◆ **ASSIGNED TASK**
Where in the data below does the word "JSON" appear? Copy every line that has it.

◆ **Items from a dataset**

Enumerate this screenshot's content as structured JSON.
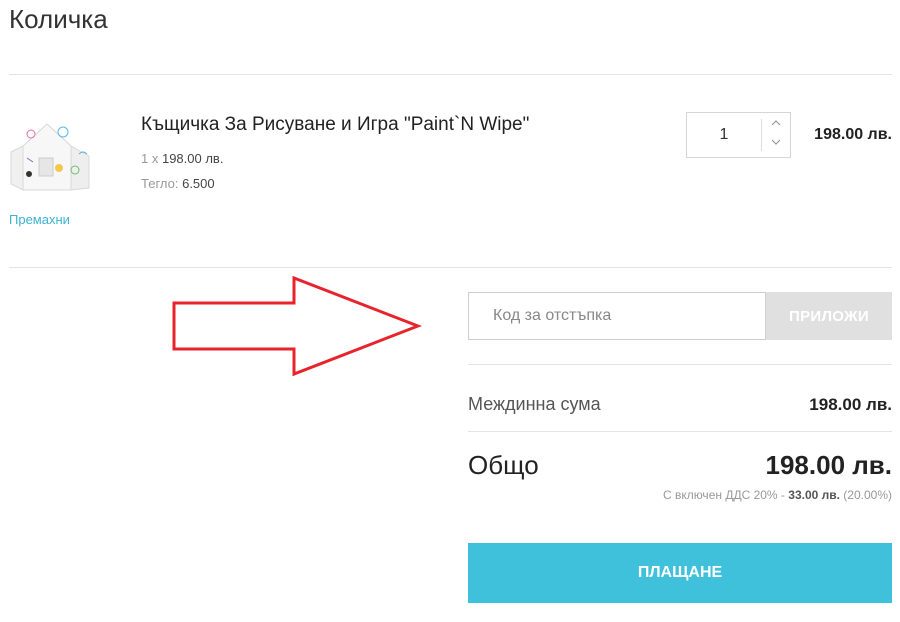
{
  "page": {
    "title": "Количка"
  },
  "cart": {
    "item": {
      "name": "Къщичка За Рисуване и Игра \"Paint`N Wipe\"",
      "unit_prefix": "1 x ",
      "unit_price": "198.00 лв.",
      "weight_label": "Тегло: ",
      "weight_value": "6.500",
      "remove_label": "Премахни",
      "quantity": "1",
      "line_total": "198.00 лв."
    },
    "coupon": {
      "placeholder": "Код за отстъпка",
      "apply_label": "ПРИЛОЖИ"
    },
    "summary": {
      "subtotal_label": "Междинна сума",
      "subtotal_value": "198.00 лв.",
      "total_label": "Общо",
      "total_value": "198.00 лв.",
      "vat_prefix": "С включен ДДС 20% - ",
      "vat_amount": "33.00 лв.",
      "vat_suffix": " (20.00%)"
    },
    "checkout_label": "ПЛАЩАНЕ"
  },
  "colors": {
    "accent": "#3fc1db",
    "link": "#3bb4d3",
    "arrow": "#e8232b",
    "apply_bg": "#e0e0e0"
  }
}
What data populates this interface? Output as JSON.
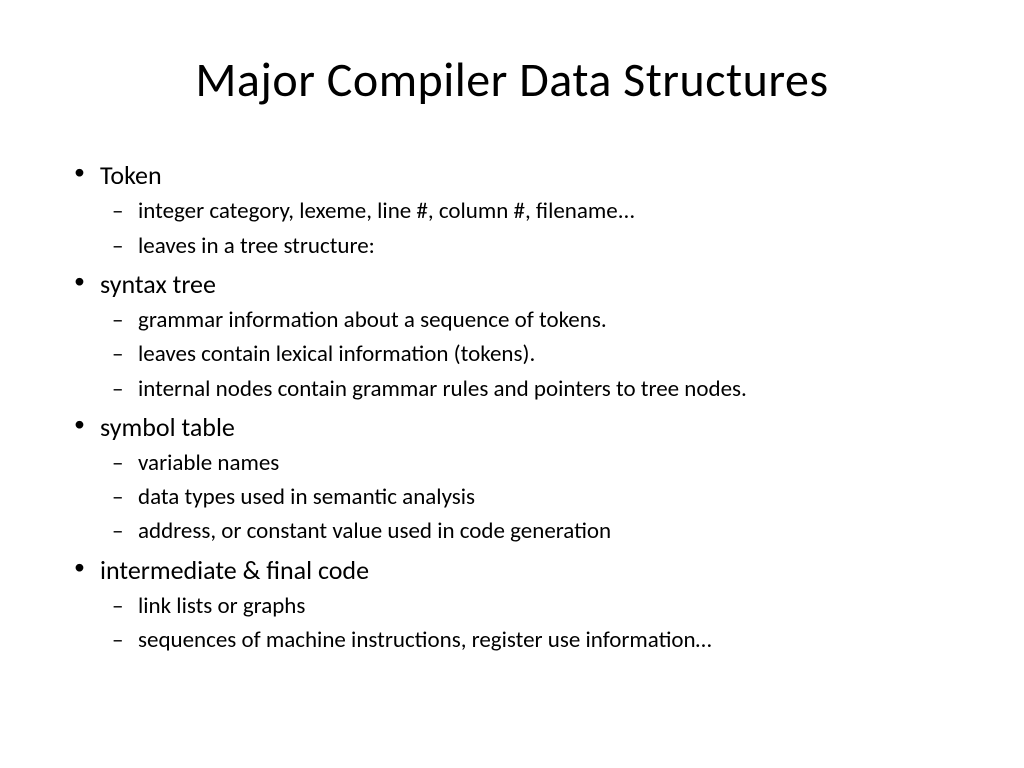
{
  "title": "Major Compiler Data Structures",
  "bullets": [
    {
      "label": "Token",
      "children": [
        "integer category, lexeme, line #, column #, filename...",
        "leaves in a tree structure:"
      ]
    },
    {
      "label": "syntax tree",
      "children": [
        "grammar information about a sequence of tokens.",
        "leaves contain lexical information (tokens).",
        "internal nodes contain grammar rules and pointers to tree nodes."
      ]
    },
    {
      "label": "symbol table",
      "children": [
        "variable names",
        "data types used in semantic analysis",
        "address, or constant value used in code generation"
      ]
    },
    {
      "label": "intermediate & final code",
      "children": [
        "link lists or graphs",
        "sequences of machine instructions, register use information…"
      ]
    }
  ]
}
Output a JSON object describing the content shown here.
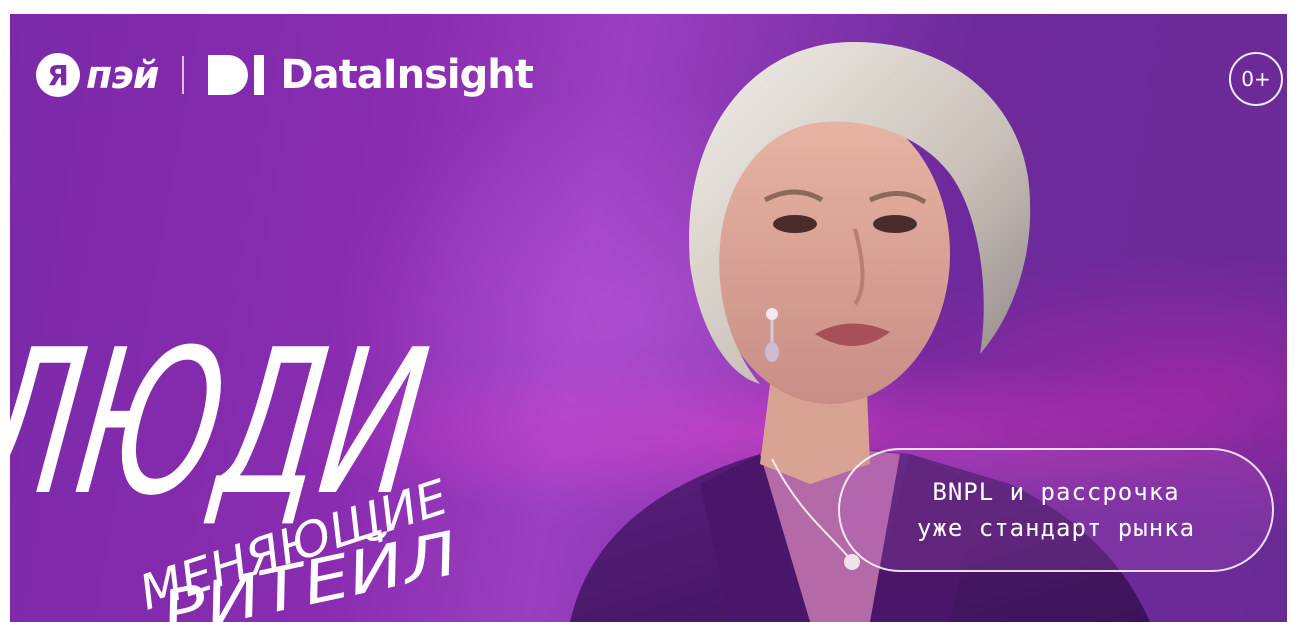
{
  "brand": {
    "yandex_letter": "Я",
    "pay_name": "пэй",
    "partner_name": "DataInsight"
  },
  "age_rating": "0+",
  "headline": {
    "main": "ЛЮДИ",
    "line2": "МЕНЯЮЩИЕ",
    "line3": "РИТЕЙЛ"
  },
  "quote": {
    "line1": "BNPL и рассрочка",
    "line2": "уже стандарт рынка"
  },
  "colors": {
    "background": "#7a2aa8",
    "accent_pink": "#e03cc8",
    "text": "#ffffff"
  },
  "icons": {
    "yandex_pay_logo": "yandex-pay-logo",
    "datainsight_logo": "datainsight-logo"
  }
}
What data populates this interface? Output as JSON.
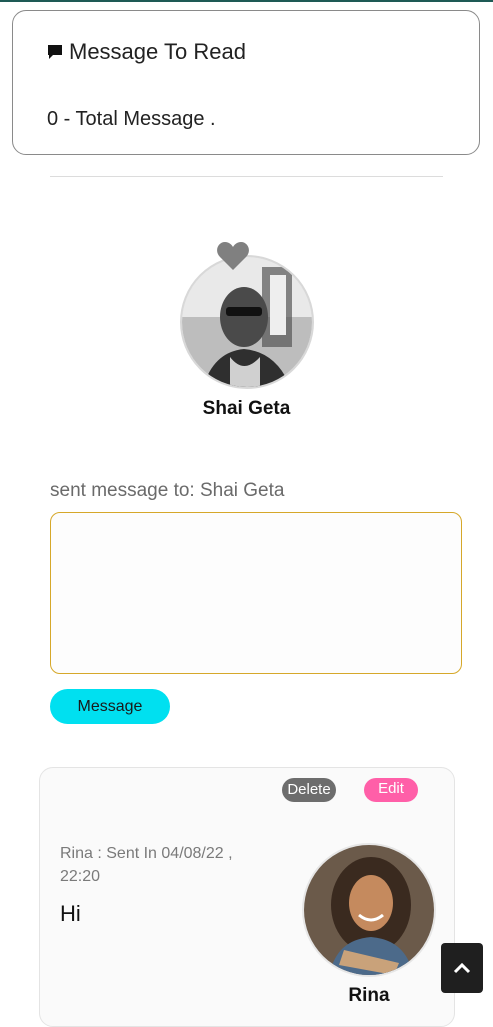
{
  "inbox": {
    "title": "Message To Read",
    "total_text": "0 - Total Message ."
  },
  "recipient": {
    "name": "Shai Geta",
    "favorite_icon": "heart-icon"
  },
  "compose": {
    "label": "sent message to: Shai Geta",
    "placeholder": "",
    "value": "",
    "send_label": "Message"
  },
  "thread": {
    "delete_label": "Delete",
    "edit_label": "Edit",
    "sender_meta": "Rina : Sent In 04/08/22 , 22:20",
    "message": "Hi",
    "sender_name": "Rina"
  },
  "colors": {
    "send_button": "#00e0f0",
    "edit_button": "#ff5fa8",
    "delete_button": "#6d6d6d",
    "textarea_border": "#d6a82a"
  },
  "icons": {
    "inbox": "message-icon",
    "scroll_top": "chevron-up-icon"
  }
}
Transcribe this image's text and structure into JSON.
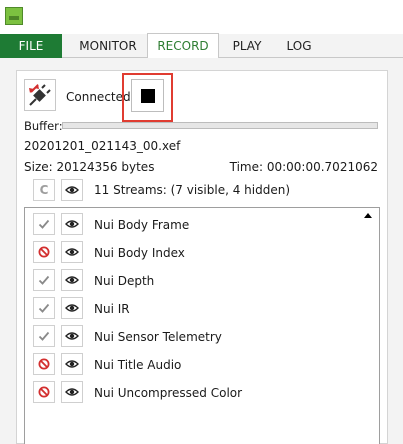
{
  "tabs": {
    "file": "FILE",
    "monitor": "MONITOR",
    "record": "RECORD",
    "play": "PLAY",
    "log": "LOG"
  },
  "connection": {
    "status": "Connected"
  },
  "buffer": {
    "label": "Buffer:"
  },
  "recording": {
    "filename": "20201201_021143_00.xef",
    "size": "Size: 20124356 bytes",
    "time": "Time: 00:00:00.7021062"
  },
  "streams": {
    "refresh_label": "C",
    "summary": "11 Streams: (7 visible, 4 hidden)",
    "items": [
      {
        "label": "Nui Body Frame",
        "state": "enabled"
      },
      {
        "label": "Nui Body Index",
        "state": "disabled"
      },
      {
        "label": "Nui Depth",
        "state": "enabled"
      },
      {
        "label": "Nui IR",
        "state": "enabled"
      },
      {
        "label": "Nui Sensor Telemetry",
        "state": "enabled"
      },
      {
        "label": "Nui Title Audio",
        "state": "disabled"
      },
      {
        "label": "Nui Uncompressed Color",
        "state": "disabled"
      }
    ]
  },
  "colors": {
    "file_tab": "#1e7b34",
    "active_tab_text": "#2e7d32",
    "highlight": "#e03c31",
    "disabled_icon": "#d32f2f",
    "check_icon": "#8a8a8a"
  },
  "icons": {
    "connect": "plug-connect-icon",
    "stop": "stop-icon",
    "eye": "eye-icon",
    "check": "checkmark-icon",
    "disabled": "no-entry-icon",
    "sort": "sort-arrow-icon"
  }
}
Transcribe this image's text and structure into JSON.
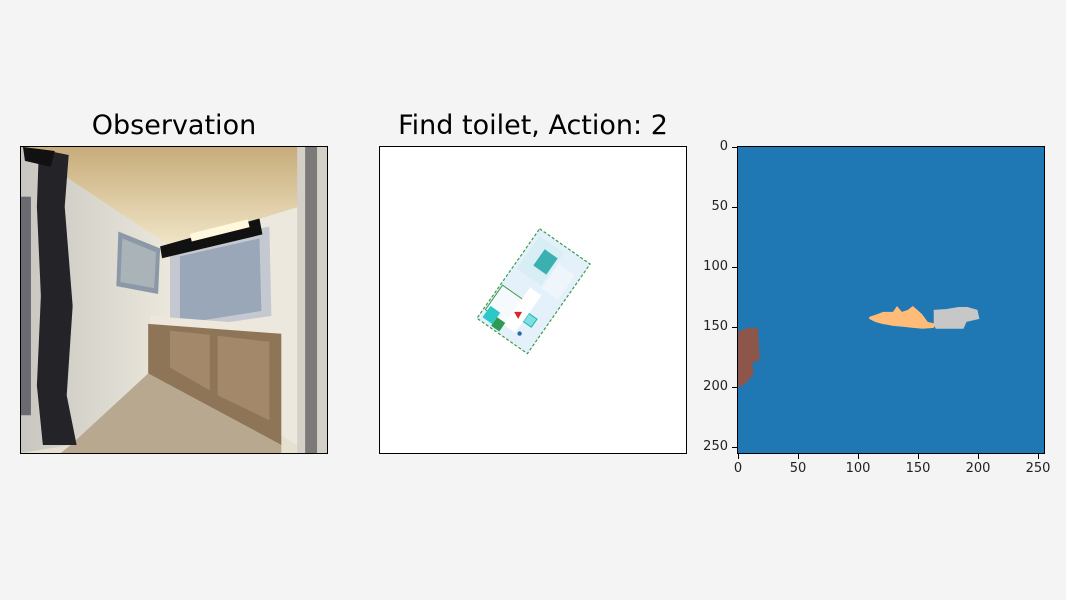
{
  "panels": {
    "observation": {
      "title": "Observation"
    },
    "map": {
      "title": "Find toilet, Action: 2"
    },
    "semantic": {
      "x_ticks": [
        "0",
        "50",
        "100",
        "150",
        "200",
        "250"
      ],
      "y_ticks": [
        "0",
        "50",
        "100",
        "150",
        "200",
        "250"
      ]
    }
  },
  "colors": {
    "background": "#f4f4f4",
    "semantic_bg": "#1f77b4",
    "region_orange": "#ffbb78",
    "region_gray": "#c7c7c7",
    "region_brown": "#8c564b",
    "agent_arrow": "#d62728"
  }
}
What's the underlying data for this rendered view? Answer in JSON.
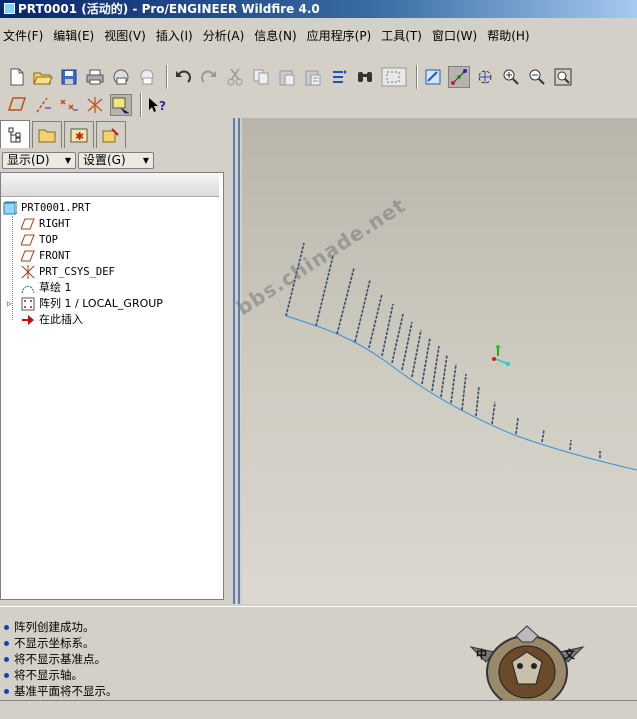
{
  "window": {
    "title": "PRT0001 (活动的) - Pro/ENGINEER Wildfire 4.0"
  },
  "menu": [
    {
      "label": "文件(F)",
      "key": "F"
    },
    {
      "label": "编辑(E)",
      "key": "E"
    },
    {
      "label": "视图(V)",
      "key": "V"
    },
    {
      "label": "插入(I)",
      "key": "I"
    },
    {
      "label": "分析(A)",
      "key": "A"
    },
    {
      "label": "信息(N)",
      "key": "N"
    },
    {
      "label": "应用程序(P)",
      "key": "P"
    },
    {
      "label": "工具(T)",
      "key": "T"
    },
    {
      "label": "窗口(W)",
      "key": "W"
    },
    {
      "label": "帮助(H)",
      "key": "H"
    }
  ],
  "toolbar": {
    "row1_icons": [
      "new-icon",
      "open-icon",
      "save-icon",
      "print-icon",
      "send-mail-icon",
      "send-attachment-icon",
      "undo-icon",
      "redo-icon",
      "cut-icon",
      "copy-icon",
      "paste-icon",
      "paste-special-icon",
      "regenerate-icon",
      "find-icon",
      "select-box-icon",
      "repaint-icon",
      "spin-center-icon",
      "orient-mode-icon",
      "zoom-in-icon",
      "zoom-out-icon",
      "refit-icon"
    ],
    "row2_icons": [
      "plane-display-icon",
      "axis-display-icon",
      "point-display-icon",
      "csys-display-icon",
      "annotation-display-icon",
      "context-help-icon"
    ]
  },
  "panel": {
    "tabs": [
      "model-tree-tab",
      "folder-browser-tab",
      "favorites-tab",
      "connections-tab"
    ],
    "show_label": "显示(D)",
    "settings_label": "设置(G)"
  },
  "tree": {
    "root": "PRT0001.PRT",
    "items": [
      {
        "label": "RIGHT",
        "icon": "datum-plane-icon"
      },
      {
        "label": "TOP",
        "icon": "datum-plane-icon"
      },
      {
        "label": "FRONT",
        "icon": "datum-plane-icon"
      },
      {
        "label": "PRT_CSYS_DEF",
        "icon": "csys-icon"
      },
      {
        "label": "草绘 1",
        "icon": "sketch-icon"
      },
      {
        "label": "阵列 1 / LOCAL_GROUP",
        "icon": "pattern-icon"
      },
      {
        "label": "在此插入",
        "icon": "insert-here-arrow-icon"
      }
    ]
  },
  "messages": [
    "阵列创建成功。",
    "不显示坐标系。",
    "将不显示基准点。",
    "将不显示轴。",
    "基准平面将不显示。"
  ],
  "watermark": "bbs.chinade.net",
  "emblem_text": [
    "中",
    "文"
  ],
  "colors": {
    "title_blue": "#0a246a",
    "curve_blue": "#3b8fd9",
    "message_dot": "#1a3cc8"
  }
}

◆ **WRITTEN RESPONSE**
Enumerate this screenshot's content as structured JSON.
What data populates this interface? Output as JSON.
Output a JSON object describing the content shown here.
What data populates this interface? Output as JSON.
Transcribe this image's text and structure into JSON.
Transcribe this image's text and structure into JSON.
What's the underlying data for this rendered view? Answer in JSON.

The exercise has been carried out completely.